When we first learned that a federal lawsuit had been filed against Bank of America in Newark, New Jersey, we were not particularly surprised. America’s largest bank long ago ceased to make news when accused of fraud. Unless the accusations are really sensational or large – last month’s billion dollar false clams act cases certainly qualifies – suits against Bank of America aren’t that newsworthy anymore. Like the Death Star in Star Wars, the nation’s biggest banks simply believe they are too big too fail. We believe they have become too big to care.
The newest lawsuit is a little different; it was brought by another mortgage company. American Financial Resources says it contracted with Countrywide Mortgage to service approximately $2 billion in residential loans. Now they claim that Bank of America botched the job. (Bank of America acquired Countrywide after the 2007 financial meltdown.)
According to the complaint, BOA failed at just about everything they were paid to do. This includes failing to process HAMP modification requests (HAMP is the Home Affordable Modification Program), failing to maintain proper records, failing to mail certain notices to borrowers required by law, failing to make good faith efforts to resolve disputes and failing to comply with the National Housing Act. Any person who is on the wrong end of a Bank of America foreclosure probably has encountered one or more of these problems.

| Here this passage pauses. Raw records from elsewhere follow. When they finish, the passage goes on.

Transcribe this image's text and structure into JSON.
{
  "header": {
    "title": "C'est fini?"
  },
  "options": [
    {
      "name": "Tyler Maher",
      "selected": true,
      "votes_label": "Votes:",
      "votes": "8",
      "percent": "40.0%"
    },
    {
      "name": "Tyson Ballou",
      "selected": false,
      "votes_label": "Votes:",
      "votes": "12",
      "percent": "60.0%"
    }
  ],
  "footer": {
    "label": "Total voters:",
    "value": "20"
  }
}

In a rare glimpse into the servicing world, American Financial Resources says that the amount of servicing fee monies paid to Bank of America increases by 300 to 600% once a loan is more than 60 days past due. The complaint accuses Bank of America of intentionally allowing homeowners to become seriously past due in order to collect additional fees. That, of course, flies in the face of their contractual obligation to make a good faith effort to resolve homeowner disputes.
Individual homeowners face a tough battle when taking on big banks. It’s nice to know that homeowners are not alone. This complaint demonstrates that other lenders are also having similar issues. Bank of America is one of the largest loan servicers in the country and processes payments and provides other services to thousands of other lenders and mortgage pools. Perhaps if enough other lenders join forces, Bank of America and the other large loan servicers will begin to focus more on quality control.
The complaint was filed on November 16th. No response has yet been filed by Bank of America.
About the author. Brian Mahany is a lawyer specializing in lender liability issues. He represents both individuals and industry whistleblowers. Brian welcomes comments and questions and can be reached through his law firm’s website, http://www.mahanyertl.com or by telephone at (414) 704-6731.